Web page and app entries

▬▬▬

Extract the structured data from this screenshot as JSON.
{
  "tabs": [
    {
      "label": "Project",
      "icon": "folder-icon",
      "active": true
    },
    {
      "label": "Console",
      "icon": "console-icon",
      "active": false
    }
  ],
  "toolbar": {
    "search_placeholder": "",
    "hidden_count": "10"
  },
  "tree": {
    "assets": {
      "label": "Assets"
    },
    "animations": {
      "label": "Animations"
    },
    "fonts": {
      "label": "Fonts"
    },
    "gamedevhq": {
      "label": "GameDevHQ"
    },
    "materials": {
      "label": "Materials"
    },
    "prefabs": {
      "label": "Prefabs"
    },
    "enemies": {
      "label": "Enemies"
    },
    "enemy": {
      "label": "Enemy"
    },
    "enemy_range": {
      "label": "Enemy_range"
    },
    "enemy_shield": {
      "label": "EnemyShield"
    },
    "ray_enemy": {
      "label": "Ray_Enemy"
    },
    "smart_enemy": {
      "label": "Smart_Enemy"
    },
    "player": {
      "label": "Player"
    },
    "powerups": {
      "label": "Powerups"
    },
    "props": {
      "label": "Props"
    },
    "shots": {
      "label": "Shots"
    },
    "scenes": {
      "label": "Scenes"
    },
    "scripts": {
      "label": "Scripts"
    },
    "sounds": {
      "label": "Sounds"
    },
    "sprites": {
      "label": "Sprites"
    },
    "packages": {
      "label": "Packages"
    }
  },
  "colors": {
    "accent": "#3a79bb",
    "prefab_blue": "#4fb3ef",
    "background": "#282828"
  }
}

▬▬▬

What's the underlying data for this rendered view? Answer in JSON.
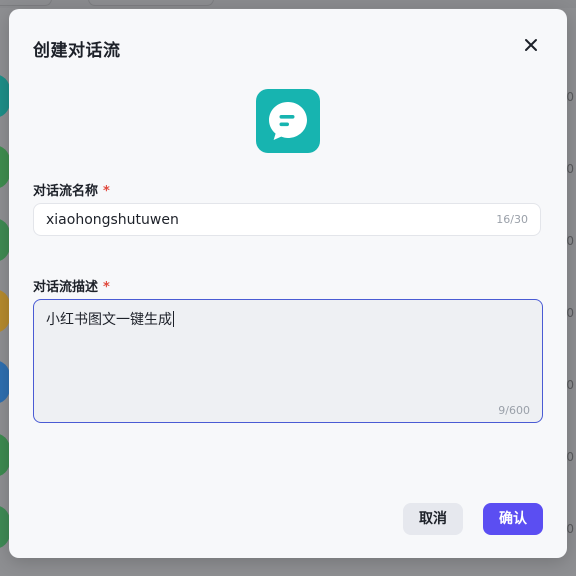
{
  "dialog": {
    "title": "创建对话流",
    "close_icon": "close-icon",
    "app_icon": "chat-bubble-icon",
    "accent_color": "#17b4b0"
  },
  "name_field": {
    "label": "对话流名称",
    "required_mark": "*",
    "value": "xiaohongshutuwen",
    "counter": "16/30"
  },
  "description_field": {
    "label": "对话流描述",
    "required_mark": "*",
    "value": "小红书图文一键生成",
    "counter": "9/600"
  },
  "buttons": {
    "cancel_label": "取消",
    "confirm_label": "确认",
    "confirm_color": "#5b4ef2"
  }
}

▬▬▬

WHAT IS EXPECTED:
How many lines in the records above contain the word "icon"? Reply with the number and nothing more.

RESULT OF THIS EXERCISE:
4